# What is being asked:
Count every line in the data below where "JSON" occurs, then state that number and nothing more.

# Task input:
- Opening Delimiter -

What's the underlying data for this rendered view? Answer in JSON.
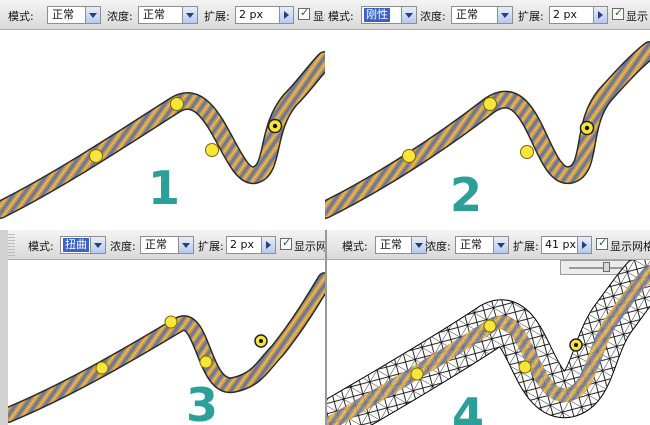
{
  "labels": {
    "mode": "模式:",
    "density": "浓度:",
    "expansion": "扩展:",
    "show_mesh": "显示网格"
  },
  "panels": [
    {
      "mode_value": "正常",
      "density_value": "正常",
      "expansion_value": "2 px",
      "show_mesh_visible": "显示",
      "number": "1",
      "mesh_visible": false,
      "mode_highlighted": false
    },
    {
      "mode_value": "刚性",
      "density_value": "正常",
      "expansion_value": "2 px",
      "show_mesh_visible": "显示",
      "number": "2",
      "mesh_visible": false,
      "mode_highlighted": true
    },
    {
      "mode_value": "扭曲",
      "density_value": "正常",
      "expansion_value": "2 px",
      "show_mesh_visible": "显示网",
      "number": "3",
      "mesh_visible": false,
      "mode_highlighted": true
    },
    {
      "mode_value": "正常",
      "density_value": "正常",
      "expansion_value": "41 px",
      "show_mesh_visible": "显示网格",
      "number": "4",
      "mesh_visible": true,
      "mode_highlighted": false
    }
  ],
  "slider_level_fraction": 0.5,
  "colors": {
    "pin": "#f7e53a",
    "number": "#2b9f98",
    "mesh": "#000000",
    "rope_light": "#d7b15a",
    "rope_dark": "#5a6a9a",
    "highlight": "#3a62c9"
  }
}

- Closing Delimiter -
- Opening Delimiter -

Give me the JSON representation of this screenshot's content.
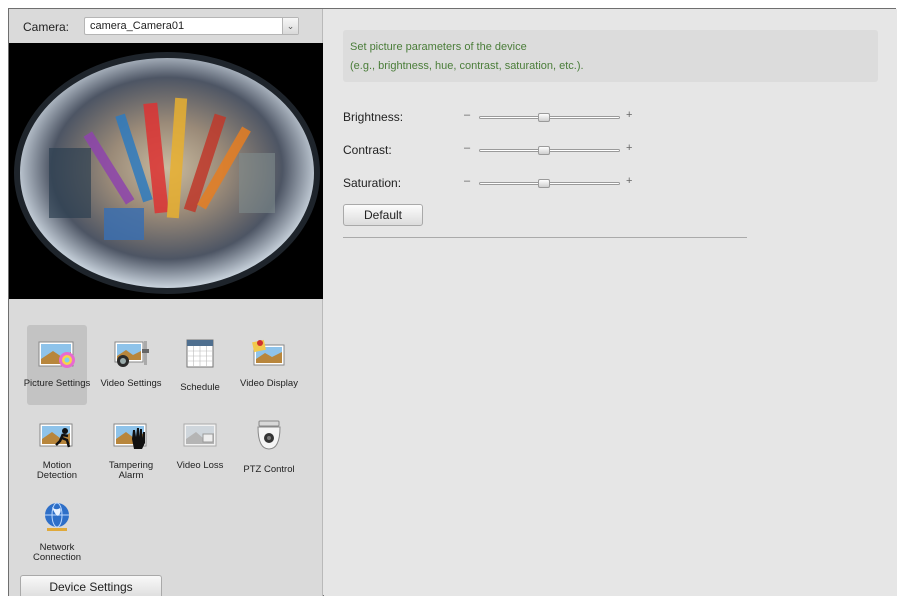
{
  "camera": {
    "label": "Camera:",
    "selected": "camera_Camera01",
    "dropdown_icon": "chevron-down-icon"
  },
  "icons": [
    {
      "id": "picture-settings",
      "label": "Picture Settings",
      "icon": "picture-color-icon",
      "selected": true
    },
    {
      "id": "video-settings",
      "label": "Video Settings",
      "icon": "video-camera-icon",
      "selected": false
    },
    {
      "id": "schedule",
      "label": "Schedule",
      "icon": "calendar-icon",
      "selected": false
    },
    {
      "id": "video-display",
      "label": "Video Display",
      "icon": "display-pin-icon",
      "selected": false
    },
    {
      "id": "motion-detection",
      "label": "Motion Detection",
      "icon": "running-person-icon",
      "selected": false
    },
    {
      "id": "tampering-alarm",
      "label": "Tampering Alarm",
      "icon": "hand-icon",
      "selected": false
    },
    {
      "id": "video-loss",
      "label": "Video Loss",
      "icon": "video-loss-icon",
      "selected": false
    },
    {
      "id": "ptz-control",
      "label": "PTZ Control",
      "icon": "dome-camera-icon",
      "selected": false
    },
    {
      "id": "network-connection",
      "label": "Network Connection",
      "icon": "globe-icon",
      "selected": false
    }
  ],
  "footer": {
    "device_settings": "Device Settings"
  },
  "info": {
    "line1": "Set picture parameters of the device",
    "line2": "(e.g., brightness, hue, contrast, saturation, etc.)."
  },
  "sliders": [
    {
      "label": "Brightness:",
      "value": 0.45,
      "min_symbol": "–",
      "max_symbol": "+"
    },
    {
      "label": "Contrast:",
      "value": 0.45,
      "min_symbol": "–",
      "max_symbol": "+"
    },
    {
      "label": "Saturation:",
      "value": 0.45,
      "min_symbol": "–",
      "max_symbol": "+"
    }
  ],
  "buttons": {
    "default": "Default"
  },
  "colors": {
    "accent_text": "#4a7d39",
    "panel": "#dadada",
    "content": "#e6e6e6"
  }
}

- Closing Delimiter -
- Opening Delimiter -

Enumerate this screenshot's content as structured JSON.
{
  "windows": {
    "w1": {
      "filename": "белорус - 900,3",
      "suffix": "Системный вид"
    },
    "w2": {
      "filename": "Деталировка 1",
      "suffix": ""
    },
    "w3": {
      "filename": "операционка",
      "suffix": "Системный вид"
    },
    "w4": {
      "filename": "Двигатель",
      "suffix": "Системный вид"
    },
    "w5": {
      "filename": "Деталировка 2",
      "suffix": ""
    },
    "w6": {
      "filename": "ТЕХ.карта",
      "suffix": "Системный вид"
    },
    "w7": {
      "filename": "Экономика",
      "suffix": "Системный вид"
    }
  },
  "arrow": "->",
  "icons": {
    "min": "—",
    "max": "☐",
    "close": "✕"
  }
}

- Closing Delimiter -

# Solved exercise:
3